A new coronavirus variant identified in South Africa is leading to a new round of travel restrictions just as many had finally begun to ease. The risks of the variant, called omicron, are largely unknown. But, the World Health Organization has called it a "variant of concern" and governments around the world are not waiting for scientists to better understand the variant to impose flight bans and other travel restrictions.
On Friday, European Union nations agreed to impose a ban on travel from southern Africa to counter its spread. The 27-nation bloc acted within hours upon the advice of the EU executive, which said all countries needed to be extra cautious in dealing with the variant until it was clear how serious a threat the variant posed.
The U.K. also banned flights from South Africa and five other southern African countries and announced that anyone who had recently arrived from those countries would be asked to take a coronavirus test.
In response, the United States joined the European Union and several other countries in instituting travel restrictions on visitors from southern Africa.
The moves have renewed a debate over whether flight bans and other travel restrictions work to prevent the spread of new variants. Some say at best the restrictions can buy time for new public health measures to be put in place. At worst, they do little to stop the spread and give a false sense of security.
The Africa Centers for Disease Control and Prevention said it strongly discouraged imposing travel bans on people coming from countries where the variant was reported.

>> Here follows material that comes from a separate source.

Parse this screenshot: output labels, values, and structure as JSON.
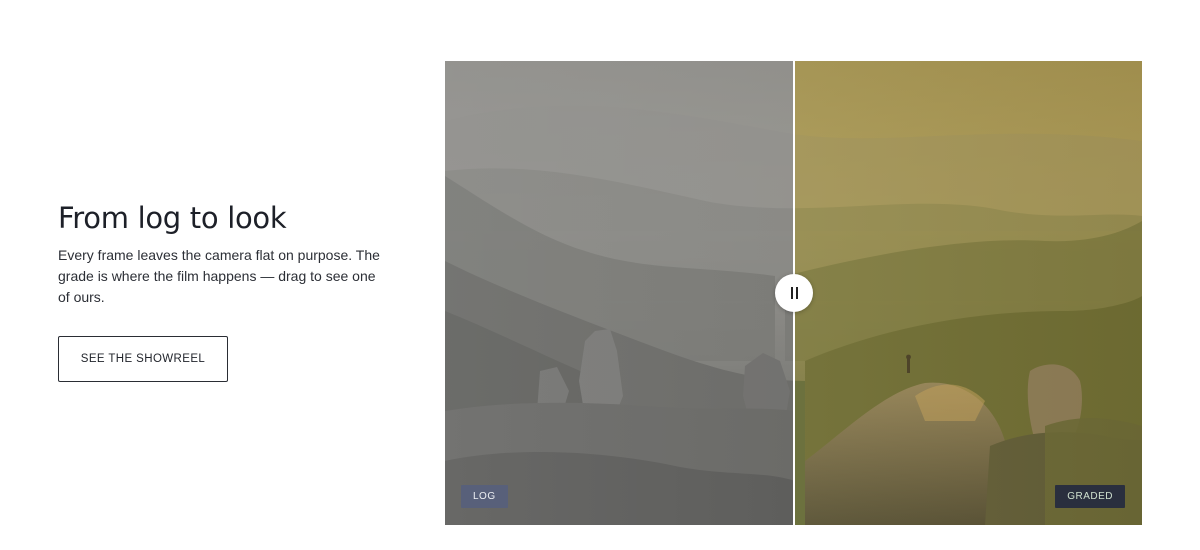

DO TRAVEL RESTRICTIONS SLOW THE SPREAD OF THE VIRUS?
They might buy countries more time to speed up vaccination and introduce other measures, like masking and social distancing, but they are highly unlikely to prevent the entry of new variants, said Mark Woolhouse, a professor of infectious diseases at the University of Edinburgh.
"Travel restrictions can delay but not prevent the spread of a highly transmissible variant," he said.
Johns Hopkins University infectious disease specialist Dr. Amesh Adalja says the travel restrictions only give the public a false sense of security and should stop being the "knee-jerk" reaction by public officials. Adalja noted imposing restrictions makes politicians "look as if they're doing something" but doesn't make sense when countries now have countermeasures such as rapid tests and vaccines.
Meanwhile, Sweden's chief epidemiologist, Anders Tegnell told a local news agency said he does not believe that a travel ban would have any major effect, other than for countries with direct flights to the affected areas.
"It is basically impossible to keep track of all travel flows," Tegnell told the Expressen newspaper.
COULD IT BE DIFFERENT THIS TIME?
Jeffrey Barrett, director of COVID-19 Genetics at the Wellcome Sanger Institute, thought that the early detection of the new variant could mean restrictions taken now would have a bigger impact than when the delta variant first emerged.
"The surveillance is so good in South Africa and other nearby countries that they found this (new variant), understood it was a problem and told the world very fast about it," he said. "We may be at an earlier point with this new variant so there may still be time to do something about it."
However, Barrett said harsh restrictions would be counter-productive and that the South African officials should not be punished for alerting the world to the new variant. "They've done the world a service and we must help them, not penalize them for this."
WHAT DOES THE SCIENCE SAY?
Sharon Peacock, who has led the genetic sequencing in Britain at the University of Cambridge, said any decisions to restrict travel were political decisions, not scientific ones. She emphasized that there was still great uncertainty about the new variant, including whether it is actually more infectious or deadly. Although some of the mutations detected appeared worrying, she said there is still no proof that the new variant is any more lethal or transmissible than previous versions.
"It's possible to keep infection out, but you would need very, very severe restrictions and only some countries would be willing to do this," she said.
"Buying time is important and worthwhile, but this is a decision for policymakers," she said. "At the moment, we won't have any definitive scientific answers for a few weeks."
WHAT ABOUT ECONOMIC IMPACTS?
If there's anything the global economy didn't need, it's more uncertainty.
A new highly transmissible coronavirus poses an economic as well as a health risk, threatening to disrupt the global economic recovery and worsen supply chain bottlenecks that are already pushing prices higher. Markets plummeted around the world over worries about the variant — and reaction from political leaders.
"The most worrying thing about the new strain at the moment is how little we know about it,'' said Craig Erlam, senior market analyst for the currency trading firm OANDA.
AP writers Matt O'Brien in Providence, Rhode Island, Paul Wiseman in Washington and Jan M. Olsen in Copenhagen contributed to this report.
The Associated Press Health and Science Department receives support from the Howard Hughes Medical Institute's Department of Science Education. The AP is solely responsible for all content.